Take the entries below and reproduce them word for word.

====== Record set

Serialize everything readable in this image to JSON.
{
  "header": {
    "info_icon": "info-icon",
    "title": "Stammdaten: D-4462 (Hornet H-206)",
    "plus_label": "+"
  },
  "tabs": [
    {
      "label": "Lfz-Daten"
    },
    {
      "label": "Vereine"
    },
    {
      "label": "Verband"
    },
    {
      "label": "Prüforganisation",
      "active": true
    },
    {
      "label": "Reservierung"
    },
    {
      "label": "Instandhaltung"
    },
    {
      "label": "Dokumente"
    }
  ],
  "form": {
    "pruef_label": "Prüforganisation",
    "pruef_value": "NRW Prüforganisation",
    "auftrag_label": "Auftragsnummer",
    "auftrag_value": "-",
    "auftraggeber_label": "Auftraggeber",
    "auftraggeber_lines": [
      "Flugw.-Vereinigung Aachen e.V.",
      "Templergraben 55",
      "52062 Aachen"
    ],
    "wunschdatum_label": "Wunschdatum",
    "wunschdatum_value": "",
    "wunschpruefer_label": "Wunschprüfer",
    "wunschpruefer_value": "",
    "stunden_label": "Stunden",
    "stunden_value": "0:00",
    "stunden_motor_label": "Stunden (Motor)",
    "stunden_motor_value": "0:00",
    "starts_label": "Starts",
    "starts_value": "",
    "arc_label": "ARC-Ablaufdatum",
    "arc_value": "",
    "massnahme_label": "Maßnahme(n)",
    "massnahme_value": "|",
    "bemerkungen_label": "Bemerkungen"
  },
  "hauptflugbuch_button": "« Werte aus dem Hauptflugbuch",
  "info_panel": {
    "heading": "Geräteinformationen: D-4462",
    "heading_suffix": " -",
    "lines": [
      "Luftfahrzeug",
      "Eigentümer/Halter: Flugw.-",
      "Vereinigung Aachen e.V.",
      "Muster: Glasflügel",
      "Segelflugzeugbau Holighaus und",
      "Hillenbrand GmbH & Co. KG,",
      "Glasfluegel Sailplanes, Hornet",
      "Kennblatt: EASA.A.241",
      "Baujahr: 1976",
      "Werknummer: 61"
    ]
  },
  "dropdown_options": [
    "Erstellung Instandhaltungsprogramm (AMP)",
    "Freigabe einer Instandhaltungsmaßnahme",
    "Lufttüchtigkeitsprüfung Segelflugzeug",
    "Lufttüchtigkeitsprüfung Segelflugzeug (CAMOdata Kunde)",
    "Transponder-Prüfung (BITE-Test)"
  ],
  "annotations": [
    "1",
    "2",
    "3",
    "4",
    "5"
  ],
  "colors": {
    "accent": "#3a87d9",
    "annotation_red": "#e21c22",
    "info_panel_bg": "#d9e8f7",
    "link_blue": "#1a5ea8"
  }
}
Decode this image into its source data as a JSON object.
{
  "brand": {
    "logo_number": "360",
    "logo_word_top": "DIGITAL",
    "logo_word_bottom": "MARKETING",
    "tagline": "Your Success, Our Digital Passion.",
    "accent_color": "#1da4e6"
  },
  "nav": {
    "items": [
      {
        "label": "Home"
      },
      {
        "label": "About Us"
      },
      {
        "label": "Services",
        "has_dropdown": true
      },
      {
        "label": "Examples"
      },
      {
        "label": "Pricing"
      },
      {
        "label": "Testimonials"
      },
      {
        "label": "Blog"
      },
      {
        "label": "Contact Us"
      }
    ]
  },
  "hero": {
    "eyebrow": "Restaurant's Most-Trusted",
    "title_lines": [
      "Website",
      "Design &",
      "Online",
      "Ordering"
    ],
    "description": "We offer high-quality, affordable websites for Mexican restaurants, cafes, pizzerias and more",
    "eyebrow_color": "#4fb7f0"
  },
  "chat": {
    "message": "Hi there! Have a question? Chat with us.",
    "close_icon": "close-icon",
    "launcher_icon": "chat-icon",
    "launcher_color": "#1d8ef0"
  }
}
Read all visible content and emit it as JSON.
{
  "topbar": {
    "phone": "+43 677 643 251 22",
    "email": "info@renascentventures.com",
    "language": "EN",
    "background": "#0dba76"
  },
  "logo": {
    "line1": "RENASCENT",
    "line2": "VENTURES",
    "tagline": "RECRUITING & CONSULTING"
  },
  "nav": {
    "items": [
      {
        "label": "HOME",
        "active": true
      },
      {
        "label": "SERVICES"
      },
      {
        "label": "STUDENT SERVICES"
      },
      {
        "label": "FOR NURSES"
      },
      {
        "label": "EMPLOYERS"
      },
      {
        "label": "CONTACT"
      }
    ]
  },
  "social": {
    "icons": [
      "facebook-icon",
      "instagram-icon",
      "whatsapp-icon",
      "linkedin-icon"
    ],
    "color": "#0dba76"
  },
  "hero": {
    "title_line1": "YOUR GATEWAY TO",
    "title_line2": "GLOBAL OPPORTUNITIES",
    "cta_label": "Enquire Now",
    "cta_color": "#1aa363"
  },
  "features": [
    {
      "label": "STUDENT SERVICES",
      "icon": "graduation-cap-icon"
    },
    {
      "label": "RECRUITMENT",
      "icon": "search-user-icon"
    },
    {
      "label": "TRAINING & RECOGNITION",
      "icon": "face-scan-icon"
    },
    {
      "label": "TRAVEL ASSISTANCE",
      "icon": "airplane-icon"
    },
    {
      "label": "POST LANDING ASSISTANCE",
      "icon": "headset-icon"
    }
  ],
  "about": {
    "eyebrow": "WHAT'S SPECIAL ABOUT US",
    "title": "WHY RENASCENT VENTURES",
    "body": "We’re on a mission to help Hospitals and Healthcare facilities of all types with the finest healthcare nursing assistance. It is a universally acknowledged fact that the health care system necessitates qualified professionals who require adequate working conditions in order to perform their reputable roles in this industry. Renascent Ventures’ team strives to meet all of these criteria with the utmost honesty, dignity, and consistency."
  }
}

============

**Exercise result:**
Serialize everything readable in this image to JSON.
{
  "header": {
    "info_icon": "info-icon",
    "title": "Stammdaten: D-4462 (Hornet H-206)",
    "plus_label": "+"
  },
  "tabs": [
    {
      "label": "Lfz-Daten"
    },
    {
      "label": "Vereine"
    },
    {
      "label": "Verband"
    },
    {
      "label": "Prüforganisation",
      "active": true
    },
    {
      "label": "Reservierung"
    },
    {
      "label": "Instandhaltung"
    },
    {
      "label": "Dokumente"
    }
  ],
  "form": {
    "pruef_label": "Prüforganisation",
    "pruef_value": "NRW Prüforganisation",
    "auftrag_label": "Auftragsnummer",
    "auftrag_value": "-",
    "auftraggeber_label": "Auftraggeber",
    "auftraggeber_lines": [
      "Flugw.-Vereinigung Aachen e.V.",
      "Templergraben 55",
      "52062 Aachen"
    ],
    "wunschdatum_label": "Wunschdatum",
    "wunschdatum_value": "",
    "wunschpruefer_label": "Wunschprüfer",
    "wunschpruefer_value": "",
    "stunden_label": "Stunden",
    "stunden_value": "0:00",
    "stunden_motor_label": "Stunden (Motor)",
    "stunden_motor_value": "0:00",
    "starts_label": "Starts",
    "starts_value": "",
    "arc_label": "ARC-Ablaufdatum",
    "arc_value": "",
    "massnahme_label": "Maßnahme(n)",
    "massnahme_value": "|",
    "bemerkungen_label": "Bemerkungen"
  },
  "hauptflugbuch_button": "« Werte aus dem Hauptflugbuch",
  "info_panel": {
    "heading": "Geräteinformationen: D-4462",
    "heading_suffix": " -",
    "lines": [
      "Luftfahrzeug",
      "Eigentümer/Halter: Flugw.-",
      "Vereinigung Aachen e.V.",
      "Muster: Glasflügel",
      "Segelflugzeugbau Holighaus und",
      "Hillenbrand GmbH & Co. KG,",
      "Glasfluegel Sailplanes, Hornet",
      "Kennblatt: EASA.A.241",
      "Baujahr: 1976",
      "Werknummer: 61"
    ]
  },
  "dropdown_options": [
    "Erstellung Instandhaltungsprogramm (AMP)",
    "Freigabe einer Instandhaltungsmaßnahme",
    "Lufttüchtigkeitsprüfung Segelflugzeug",
    "Lufttüchtigkeitsprüfung Segelflugzeug (CAMOdata Kunde)",
    "Transponder-Prüfung (BITE-Test)"
  ],
  "annotations": [
    "1",
    "2",
    "3",
    "4",
    "5"
  ],
  "colors": {
    "accent": "#3a87d9",
    "annotation_red": "#e21c22",
    "info_panel_bg": "#d9e8f7",
    "link_blue": "#1a5ea8"
  }
}
Decode this image into its source data as a JSON object.
{
  "brand": {
    "logo_number": "360",
    "logo_word_top": "DIGITAL",
    "logo_word_bottom": "MARKETING",
    "tagline": "Your Success, Our Digital Passion.",
    "accent_color": "#1da4e6"
  },
  "nav": {
    "items": [
      {
        "label": "Home"
      },
      {
        "label": "About Us"
      },
      {
        "label": "Services",
        "has_dropdown": true
      },
      {
        "label": "Examples"
      },
      {
        "label": "Pricing"
      },
      {
        "label": "Testimonials"
      },
      {
        "label": "Blog"
      },
      {
        "label": "Contact Us"
      }
    ]
  },
  "hero": {
    "eyebrow": "Restaurant's Most-Trusted",
    "title_lines": [
      "Website",
      "Design &",
      "Online",
      "Ordering"
    ],
    "description": "We offer high-quality, affordable websites for Mexican restaurants, cafes, pizzerias and more",
    "eyebrow_color": "#4fb7f0"
  },
  "chat": {
    "message": "Hi there! Have a question? Chat with us.",
    "close_icon": "close-icon",
    "launcher_icon": "chat-icon",
    "launcher_color": "#1d8ef0"
  }
}
Read all visible content and emit it as JSON.
{
  "topbar": {
    "phone": "+43 677 643 251 22",
    "email": "info@renascentventures.com",
    "language": "EN",
    "background": "#0dba76"
  },
  "logo": {
    "line1": "RENASCENT",
    "line2": "VENTURES",
    "tagline": "RECRUITING & CONSULTING"
  },
  "nav": {
    "items": [
      {
        "label": "HOME",
        "active": true
      },
      {
        "label": "SERVICES"
      },
      {
        "label": "STUDENT SERVICES"
      },
      {
        "label": "FOR NURSES"
      },
      {
        "label": "EMPLOYERS"
      },
      {
        "label": "CONTACT"
      }
    ]
  },
  "social": {
    "icons": [
      "facebook-icon",
      "instagram-icon",
      "whatsapp-icon",
      "linkedin-icon"
    ],
    "color": "#0dba76"
  },
  "hero": {
    "title_line1": "YOUR GATEWAY TO",
    "title_line2": "GLOBAL OPPORTUNITIES",
    "cta_label": "Enquire Now",
    "cta_color": "#1aa363"
  },
  "features": [
    {
      "label": "STUDENT SERVICES",
      "icon": "graduation-cap-icon"
    },
    {
      "label": "RECRUITMENT",
      "icon": "search-user-icon"
    },
    {
      "label": "TRAINING & RECOGNITION",
      "icon": "face-scan-icon"
    },
    {
      "label": "TRAVEL ASSISTANCE",
      "icon": "airplane-icon"
    },
    {
      "label": "POST LANDING ASSISTANCE",
      "icon": "headset-icon"
    }
  ],
  "about": {
    "eyebrow": "WHAT'S SPECIAL ABOUT US",
    "title": "WHY RENASCENT VENTURES",
    "body": "We’re on a mission to help Hospitals and Healthcare facilities of all types with the finest healthcare nursing assistance. It is a universally acknowledged fact that the health care system necessitates qualified professionals who require adequate working conditions in order to perform their reputable roles in this industry. Renascent Ventures’ team strives to meet all of these criteria with the utmost honesty, dignity, and consistency."
  }
}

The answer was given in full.